The executives were summoned to address their roles in a public health crisis that kills 115 Americans per day, according to some estimates. Tuesday’s hearing — which has drawn comparisons to historic congressional hearings with tobacco company executives in 1994 — took up alleged pill dumping, or loading towns with excessive amounts of opioids, particularly in West Virginia.
The hearing is expected to be the most high-profile part of a congressional effort to address the crisis. Energy and Commerce is expected to mark up two dozen opioid-related bills Wednesday, and an additional spate of measures the following week, with a goal of having legislation ready for the House floor by Memorial Day.
Lawmakers on the panel showed bipartisan interest in trying to force the executives to take responsibility and chastised several of them for not being upfront with details.
Energy and Commerce Chairman Greg Walden (R-Ore.) recounted how one West Virginia town of about 400 people received 9 million opioid pills in two years and how a single pharmacy in a town of 1,800 people got 17 million opioid pills in a decade.
Since the 1970s, drug distributors have been responsible for flagging suspicious orders and monitoring sales — something Walden suggested has not been done.
“It is difficult to not be troubled by the compliance efforts of our nation’s distributors,” Walden said.
The executives largely shifted blame, despite their role in supplying the drugs at the center of the nationwide crisis. And they said updated technology allows them to act more quickly than years ago.
“There is no question that a key driver of the crisis, as the CDC has said, is the overprescribing of opioids by doctors across the country. At the same time there were certainly pharmacies in West Virginia that were bad actors that McKesson itself terminated,” said McKesson Corp. Chairman and CEO John Hammergren. “In hindsight, we would have liked us to have seen us move much more quickly to address the issues with these pharmacies.”
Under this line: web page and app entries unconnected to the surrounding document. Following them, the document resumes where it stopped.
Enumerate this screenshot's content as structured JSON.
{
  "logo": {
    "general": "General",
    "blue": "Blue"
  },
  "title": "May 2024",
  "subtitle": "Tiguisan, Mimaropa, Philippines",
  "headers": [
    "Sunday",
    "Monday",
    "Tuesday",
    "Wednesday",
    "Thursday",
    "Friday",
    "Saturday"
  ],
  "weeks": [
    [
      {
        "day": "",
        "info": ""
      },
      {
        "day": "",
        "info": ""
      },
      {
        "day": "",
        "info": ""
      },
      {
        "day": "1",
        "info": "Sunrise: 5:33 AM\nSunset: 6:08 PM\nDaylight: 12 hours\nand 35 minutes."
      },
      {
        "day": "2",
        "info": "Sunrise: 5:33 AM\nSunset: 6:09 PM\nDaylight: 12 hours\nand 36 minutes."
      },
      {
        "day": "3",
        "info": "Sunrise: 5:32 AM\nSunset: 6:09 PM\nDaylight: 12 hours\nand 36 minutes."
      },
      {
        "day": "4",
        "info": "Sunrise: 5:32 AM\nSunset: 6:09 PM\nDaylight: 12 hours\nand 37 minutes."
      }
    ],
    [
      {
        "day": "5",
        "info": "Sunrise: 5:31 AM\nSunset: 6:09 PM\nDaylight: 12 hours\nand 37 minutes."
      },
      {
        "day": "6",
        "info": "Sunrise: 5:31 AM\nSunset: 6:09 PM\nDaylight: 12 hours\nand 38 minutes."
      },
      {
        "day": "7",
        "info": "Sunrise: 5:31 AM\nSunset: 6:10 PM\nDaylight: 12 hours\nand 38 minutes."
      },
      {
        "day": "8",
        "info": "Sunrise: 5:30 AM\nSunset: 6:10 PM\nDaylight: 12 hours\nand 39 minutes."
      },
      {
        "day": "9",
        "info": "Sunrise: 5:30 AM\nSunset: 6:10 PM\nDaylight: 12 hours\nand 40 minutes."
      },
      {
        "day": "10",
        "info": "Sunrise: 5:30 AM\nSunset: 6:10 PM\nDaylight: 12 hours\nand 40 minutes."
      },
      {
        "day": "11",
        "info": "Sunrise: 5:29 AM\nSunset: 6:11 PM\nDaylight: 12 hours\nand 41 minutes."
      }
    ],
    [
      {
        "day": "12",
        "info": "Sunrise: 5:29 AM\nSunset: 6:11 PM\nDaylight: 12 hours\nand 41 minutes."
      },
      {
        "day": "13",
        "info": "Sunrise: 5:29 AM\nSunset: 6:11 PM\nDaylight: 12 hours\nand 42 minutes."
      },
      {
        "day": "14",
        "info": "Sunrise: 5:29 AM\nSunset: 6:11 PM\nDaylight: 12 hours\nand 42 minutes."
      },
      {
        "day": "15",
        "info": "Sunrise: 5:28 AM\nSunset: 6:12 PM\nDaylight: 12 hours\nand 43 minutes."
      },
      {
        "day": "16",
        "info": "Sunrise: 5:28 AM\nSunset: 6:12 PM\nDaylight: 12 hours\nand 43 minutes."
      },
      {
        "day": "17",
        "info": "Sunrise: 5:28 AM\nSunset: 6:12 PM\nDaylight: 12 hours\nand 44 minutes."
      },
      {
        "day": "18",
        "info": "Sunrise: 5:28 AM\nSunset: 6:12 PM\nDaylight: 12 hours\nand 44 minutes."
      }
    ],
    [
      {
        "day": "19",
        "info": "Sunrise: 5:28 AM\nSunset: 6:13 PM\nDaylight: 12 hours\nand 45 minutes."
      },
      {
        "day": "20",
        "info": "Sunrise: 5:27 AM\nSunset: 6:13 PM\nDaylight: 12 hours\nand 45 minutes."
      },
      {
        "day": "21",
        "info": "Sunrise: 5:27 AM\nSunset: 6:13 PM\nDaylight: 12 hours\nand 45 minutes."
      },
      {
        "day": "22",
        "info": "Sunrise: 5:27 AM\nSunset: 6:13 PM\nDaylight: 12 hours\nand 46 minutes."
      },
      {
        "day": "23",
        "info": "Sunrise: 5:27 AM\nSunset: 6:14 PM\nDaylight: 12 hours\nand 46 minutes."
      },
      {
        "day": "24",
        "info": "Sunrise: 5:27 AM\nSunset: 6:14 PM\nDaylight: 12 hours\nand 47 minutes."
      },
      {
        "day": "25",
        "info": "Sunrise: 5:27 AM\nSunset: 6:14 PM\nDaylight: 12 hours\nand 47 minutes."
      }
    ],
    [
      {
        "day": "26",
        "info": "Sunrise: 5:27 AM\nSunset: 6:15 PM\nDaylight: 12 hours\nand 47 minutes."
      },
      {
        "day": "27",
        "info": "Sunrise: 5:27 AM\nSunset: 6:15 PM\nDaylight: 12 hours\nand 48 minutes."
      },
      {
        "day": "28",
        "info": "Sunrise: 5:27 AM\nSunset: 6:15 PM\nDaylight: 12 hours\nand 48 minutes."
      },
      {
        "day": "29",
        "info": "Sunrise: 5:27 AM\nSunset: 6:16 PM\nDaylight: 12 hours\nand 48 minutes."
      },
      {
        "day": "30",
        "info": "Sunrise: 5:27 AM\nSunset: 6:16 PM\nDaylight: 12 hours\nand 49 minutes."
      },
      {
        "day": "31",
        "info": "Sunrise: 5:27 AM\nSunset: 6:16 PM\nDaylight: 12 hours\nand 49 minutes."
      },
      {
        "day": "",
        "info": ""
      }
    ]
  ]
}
AmerisourceBergen Chairman Steven Collis said the company isn’t equipped to override the decision of health professionals who want to prescribe opioids for legitimate health reasons.
“Our place in the supply chain provides AmerisourceBergen Drug Corporation with neither the information nor the expertise to override clinical decisions by trained doctors and pharmacists or to determine the appropriate supply of medications,” Collis said in written testimony to lawmakers.
Three of the companies that testified — McKesson, Cardinal Health and AmerisourceBergen — account for about 85 percent of the opioid drug supply, Walden said.
“They are the chokepoints in the U.S. prescription drug supply chain,” Walden said. Addressing the executives, he said, “you are at the frontlines of the defense of this crisis.”